EAC Comment Letters to the FGC: February, March, July 2017
Joint Letter with Hog Island Oyster Co., February 2018
EAC Comment Letters to the California Coastal Commission re: special conditions: May 2018
Notes and Materials Generated & Presented at the July 2017 BMP Stakeholder Meeting in Marshall, CA:
FGC Notes Detailing Flip Charts, BMP Stakeholder Brainstorm, Parking Lot Items During Brainstorm, Department of Fish and Wildlife Presentation
research & Advocacy: marine debris and eelgrass
Marine debris is a problem threatening our world's waterways, including Tomales Bay and its watershed. One way EAC is working to combat marine debris is through its work above on BMPs and through our No Straw, Please campaign.
EAC is also engaged with CDFW and the F&G Commission to advocate for the clean up of any legacy marine debris in Tomales Bay. EAC also holds annual trash clean ups, reducing trash from our watershed and directly from Tomales Bay. Learn more about how you can participate in EAC's Coastal Clean Up Day or Litter Bugs Me.
Tomales Bay is a sensitive eelgrass habitat. Marine flowering plants, or seagrasses, such as eel grass or surf grass provide homes to many marine creatures. EAC is closely monitoring eelgrass research taking place on the Bay. You can count on EAC to remain engaged and critical in its review.

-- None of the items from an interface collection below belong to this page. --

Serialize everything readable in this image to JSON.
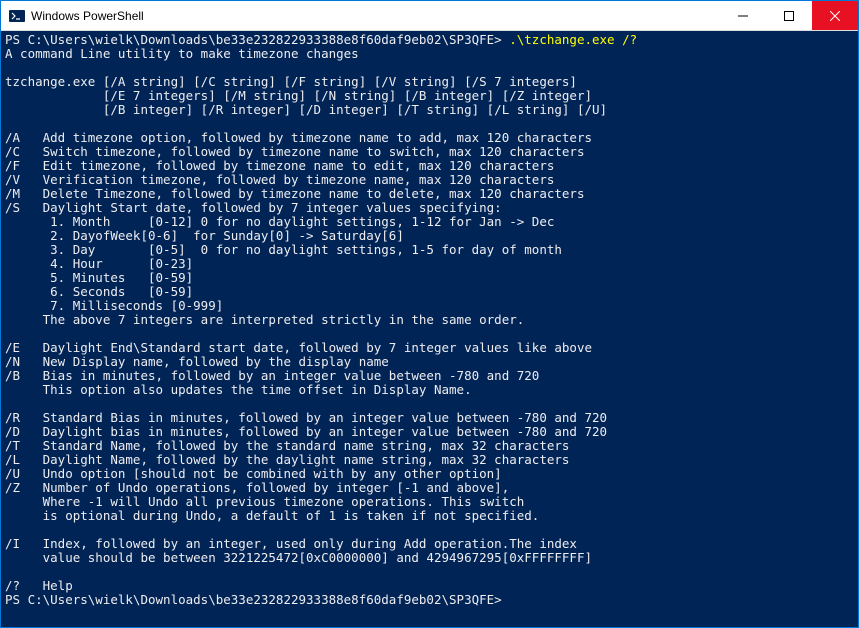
{
  "window": {
    "title": "Windows PowerShell"
  },
  "terminal": {
    "prompt1_path": "PS C:\\Users\\wielk\\Downloads\\be33e232822933388e8f60daf9eb02\\SP3QFE> ",
    "prompt1_cmd": ".\\tzchange.exe /?",
    "output": [
      "A command Line utility to make timezone changes",
      "",
      "tzchange.exe [/A string] [/C string] [/F string] [/V string] [/S 7 integers]",
      "             [/E 7 integers] [/M string] [/N string] [/B integer] [/Z integer]",
      "             [/B integer] [/R integer] [/D integer] [/T string] [/L string] [/U]",
      "",
      "/A   Add timezone option, followed by timezone name to add, max 120 characters",
      "/C   Switch timezone, followed by timezone name to switch, max 120 characters",
      "/F   Edit timezone, followed by timezone name to edit, max 120 characters",
      "/V   Verification timezone, followed by timezone name, max 120 characters",
      "/M   Delete Timezone, followed by timezone name to delete, max 120 characters",
      "/S   Daylight Start date, followed by 7 integer values specifying:",
      "      1. Month     [0-12] 0 for no daylight settings, 1-12 for Jan -> Dec",
      "      2. DayofWeek[0-6]  for Sunday[0] -> Saturday[6]",
      "      3. Day       [0-5]  0 for no daylight settings, 1-5 for day of month",
      "      4. Hour      [0-23]",
      "      5. Minutes   [0-59]",
      "      6. Seconds   [0-59]",
      "      7. Milliseconds [0-999]",
      "     The above 7 integers are interpreted strictly in the same order.",
      "",
      "/E   Daylight End\\Standard start date, followed by 7 integer values like above",
      "/N   New Display name, followed by the display name",
      "/B   Bias in minutes, followed by an integer value between -780 and 720",
      "     This option also updates the time offset in Display Name.",
      "",
      "/R   Standard Bias in minutes, followed by an integer value between -780 and 720",
      "/D   Daylight bias in minutes, followed by an integer value between -780 and 720",
      "/T   Standard Name, followed by the standard name string, max 32 characters",
      "/L   Daylight Name, followed by the daylight name string, max 32 characters",
      "/U   Undo option [should not be combined with by any other option]",
      "/Z   Number of Undo operations, followed by integer [-1 and above],",
      "     Where -1 will Undo all previous timezone operations. This switch",
      "     is optional during Undo, a default of 1 is taken if not specified.",
      "",
      "/I   Index, followed by an integer, used only during Add operation.The index",
      "     value should be between 3221225472[0xC0000000] and 4294967295[0xFFFFFFFF]",
      "",
      "/?   Help"
    ],
    "prompt2_path": "PS C:\\Users\\wielk\\Downloads\\be33e232822933388e8f60daf9eb02\\SP3QFE> ",
    "prompt2_cmd": ""
  }
}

Eelgrass Research Resources:
California Department of Fish and Wildlife Data: To view the Department Data: zoom in to Tomales Bay> Click on Layers (top left)> scroll to bottom and click on Habitats> scroll down and select Eelgrass
Marine Debris & Ocean Litter Resources:
Ocean Protection Council’s Final 2018 California Ocean Litter Prevention Strategy